Virtual tours, Metaverse and comparable technologies.

Interview with Neil Anders

Neil Ander

Neil Anders is a Certified Mortgage Advisor and Vice President of Sales at Trusted Rate. With two decades of industry experience, Anders’ name is synonymous with both world-class sales and service. In his previous position as branch manager of American Financial Network in Newport Beach, Calif., Anders played a central role in helping the branch achieve an average turnover of $50 million per month. Now as Vice President of Sales at Trusted Rate, Anders and his team help potential home buyers buy new homes, refinance their current mortgage, and determine pre-approval terms for loans. Anders has personally invested in over 7,000 transactions throughout his professional career.

Do you think mortgage rates will continue to rise? Why?

Yes, I think mortgage rates will continue to rise. Although government intervention to lower interest rates has helped stabilize them, I believe we have reached a stage where the economy needs additional stimulus, and the Federal Reserve will be forced to raise rates of interest once again. But this increase can also lead to an increase in mortgage rates.

The good news is that some experts believe these increases may not be large enough to have a substantial impact on homeownership. Even if they were, there would still be other options like refinancing a loan or asking friends or family for help who might be able to help with the payments until the things calm down again.

How will working from home (and hybrid models) affect the office space market next year? How will this intersect with residential markets?

The office market is changing. Employees are using work-from-home and hybrid models more frequently, which means they’re spending less time in the workplace than before. The need for office space is likely to decrease.

Small places are now in increasing demand because of this. Employees who don’t use their workstations all day don’t need as much space. Landlords have started renting smaller rooms and apartments to meet this trend.

Flexible leases are becoming increasingly popular. Landlords are extending shorter rental terms to meet the needs of employees who want to work from home but may only need an office a few days a week or a few days a month.

Due to the virtual nature of work, it is now possible for companies to rent space without actually occupying it themselves. Instead, they can use conference rooms and other amenities whenever needed without incurring additional costs for rent or utilities. By only renting when needed rather than paying for something that may sit empty for weeks, they can save money (even months).

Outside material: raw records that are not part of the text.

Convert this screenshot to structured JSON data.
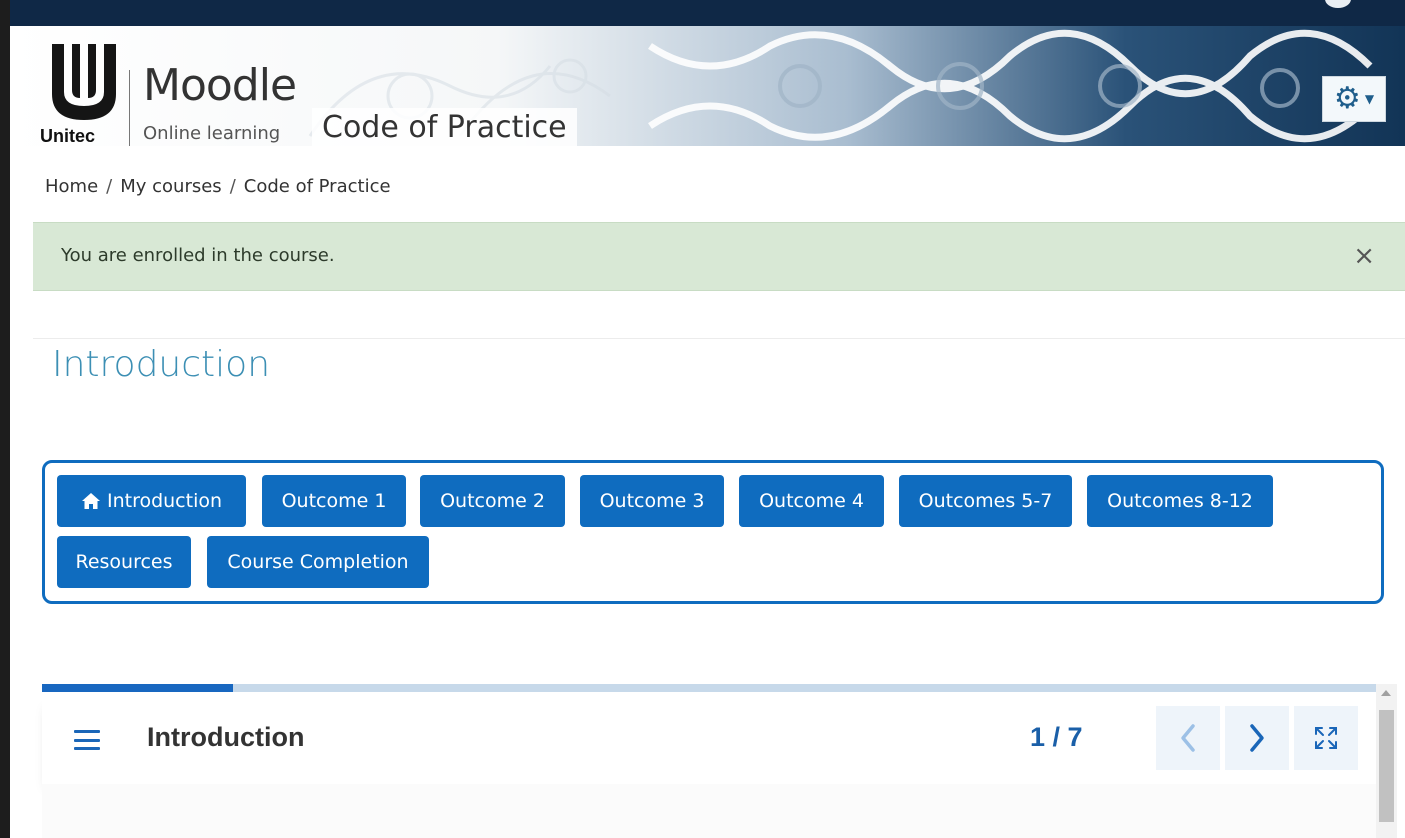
{
  "header": {
    "logo_brand": "Unitec",
    "app_name": "Moodle",
    "app_tagline": "Online learning",
    "course_title": "Code of Practice",
    "settings_icon": "gear-icon"
  },
  "breadcrumb": {
    "items": [
      "Home",
      "My courses",
      "Code of Practice"
    ],
    "separator": "/"
  },
  "alert": {
    "message": "You are enrolled in the course.",
    "close_label": "×"
  },
  "section": {
    "title": "Introduction"
  },
  "nav": {
    "buttons": [
      {
        "label": "Introduction",
        "icon": "home-icon"
      },
      {
        "label": "Outcome 1"
      },
      {
        "label": "Outcome 2"
      },
      {
        "label": "Outcome 3"
      },
      {
        "label": "Outcome 4"
      },
      {
        "label": "Outcomes 5-7"
      },
      {
        "label": "Outcomes 8-12"
      },
      {
        "label": "Resources"
      },
      {
        "label": "Course Completion"
      }
    ]
  },
  "book": {
    "title": "Introduction",
    "page_counter": "1 / 7",
    "progress_fraction": 0.143
  },
  "colors": {
    "primary": "#0f6cbf",
    "section_title": "#3c8fb4",
    "alert_bg": "#d8e8d5",
    "header_dark": "#0f2846"
  }
}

What is the most important factor real estate investors currently consider when choosing a new market?

Local rules and regulations are the most important consideration for real estate investors looking to expand into a new market. The laws and ordinances that govern the region can have a significant bearing on the amount of profit that can be extracted from an investment. If there are an excessive number of rules that prevent you from earning money, it is possible that investing in this place is not a wise decision for you.

What do you think is the most undervalued real estate trend right now?

I think the shift from traditional brick-and-mortar businesses to digital businesses is the aspect of the real estate market that is currently the most undervalued.

We have seen many businesses shift away from physical operations to focus on their online presence. However, I think we’re going to start to see more and more of these dynamics change, especially as technology becomes more advanced and accessible.